We missed this earlier.
B.P. Kanungo, Deputy Governor, Reserve Bank of India, said that the central bank favoured competition and innovation in every field including payments systems and allowing non-banks into the payment ecosystem was done to foster this. He said that the central bank giving the go-ahead to non-banking entities to set up PPIs and establish while label ATMs, helped create innovation and that this will guide the regulatory philosophy in the coming years as well. This is in stark contrast with the Ratan Watal Committee report, which recommended the formation of a Payments Regulatory Board (PRB) which would regulate payments in the country. The PRB would look at regulation of payments independent from the function of central banking. The PRB can be formed by making the Board for Payment and Settlement Systems more independent by introducing members from outside the RBI.
The Watal Committee pointed that payments systems run by the RBI to favour banks: “The most notable distortion in the market, is the case of RTGS, NEFT and NECS, where the RBI performs both commercial functions, as well as regulatory functions. This leads to a conflict of interest, and goes against the principles of competitive neutrality.” It was also reported in the press that the central bank had other reservations on some of the committee’s recommendations like data and consumer protection and Separation of banking and payments.
Quest to improve digital payments
Speaking at the National Payments Corporation of India (NPCI) National Payments Excellence Awards function in May, the deputy governor, among other things, highlighted some aspects of digital payments that ought to be improved going forward. Explaining that the RBI gets many complaints related to failure of transactions, Kanungo said that in India, especially when new users are being initiated into digital transactions, if their early experience is less than wholesome, “they are put off, and fall back on non-digital means.” He also claimed that while an elaborate machinery is in place for redressing banking-related customer complaints, the same cannot be said about redressal of complaints in the digital space and needs to be put in place.
Kanungo also stressed on improving consumer awareness not only on the various payment options and features available but even on the grievance redressal mechanisms available. He noted that this digital/financial illiteracy transcends across all geographies and regions, including rural, semi-urban, north and south. He went on say that the staff at the front desks of bank branches are also equally ignorant on matters concerning digital financial transactions. “Are we doing enough to educate the public? Should it be the responsibility of the regulator alone? The answer is no,” he said.

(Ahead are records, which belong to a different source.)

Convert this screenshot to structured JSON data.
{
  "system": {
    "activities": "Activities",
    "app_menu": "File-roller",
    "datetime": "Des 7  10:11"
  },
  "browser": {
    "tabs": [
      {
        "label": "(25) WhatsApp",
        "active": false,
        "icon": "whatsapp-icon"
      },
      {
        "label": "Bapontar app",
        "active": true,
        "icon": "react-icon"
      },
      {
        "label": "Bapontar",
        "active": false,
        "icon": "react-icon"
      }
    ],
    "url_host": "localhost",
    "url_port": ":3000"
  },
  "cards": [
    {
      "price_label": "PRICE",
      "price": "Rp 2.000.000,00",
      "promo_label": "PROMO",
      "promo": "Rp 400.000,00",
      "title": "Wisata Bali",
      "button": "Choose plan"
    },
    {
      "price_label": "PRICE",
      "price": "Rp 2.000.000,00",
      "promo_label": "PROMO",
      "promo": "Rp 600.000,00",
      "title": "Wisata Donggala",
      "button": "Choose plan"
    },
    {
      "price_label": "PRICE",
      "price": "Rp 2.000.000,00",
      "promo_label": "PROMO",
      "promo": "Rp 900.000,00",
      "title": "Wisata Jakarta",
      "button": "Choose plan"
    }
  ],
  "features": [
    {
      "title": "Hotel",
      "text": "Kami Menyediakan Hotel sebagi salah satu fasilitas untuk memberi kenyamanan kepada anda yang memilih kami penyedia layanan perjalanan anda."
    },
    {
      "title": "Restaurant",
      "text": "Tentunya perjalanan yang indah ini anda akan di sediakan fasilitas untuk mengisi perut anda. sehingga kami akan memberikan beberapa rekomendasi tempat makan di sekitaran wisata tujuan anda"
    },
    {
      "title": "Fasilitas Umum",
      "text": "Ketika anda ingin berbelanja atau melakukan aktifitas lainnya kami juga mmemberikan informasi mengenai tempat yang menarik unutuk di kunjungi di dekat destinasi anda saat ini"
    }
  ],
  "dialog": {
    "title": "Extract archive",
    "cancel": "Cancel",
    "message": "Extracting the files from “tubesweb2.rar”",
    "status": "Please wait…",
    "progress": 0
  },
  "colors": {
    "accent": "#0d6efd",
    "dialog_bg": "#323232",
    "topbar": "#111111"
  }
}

The Deputy Governor then wondered if country might be having too many products in the payments space; some of which have possibly outlived their utility. The market and users should encourage some consolidation in this regard —exit routes for some of these payment service providers and products should be ‘actively pursued’, he suggested. He, however, conversely noted that the payment systems in India which are amongst the best in the world. He attributed this to the collaborative efforts of all stakeholders.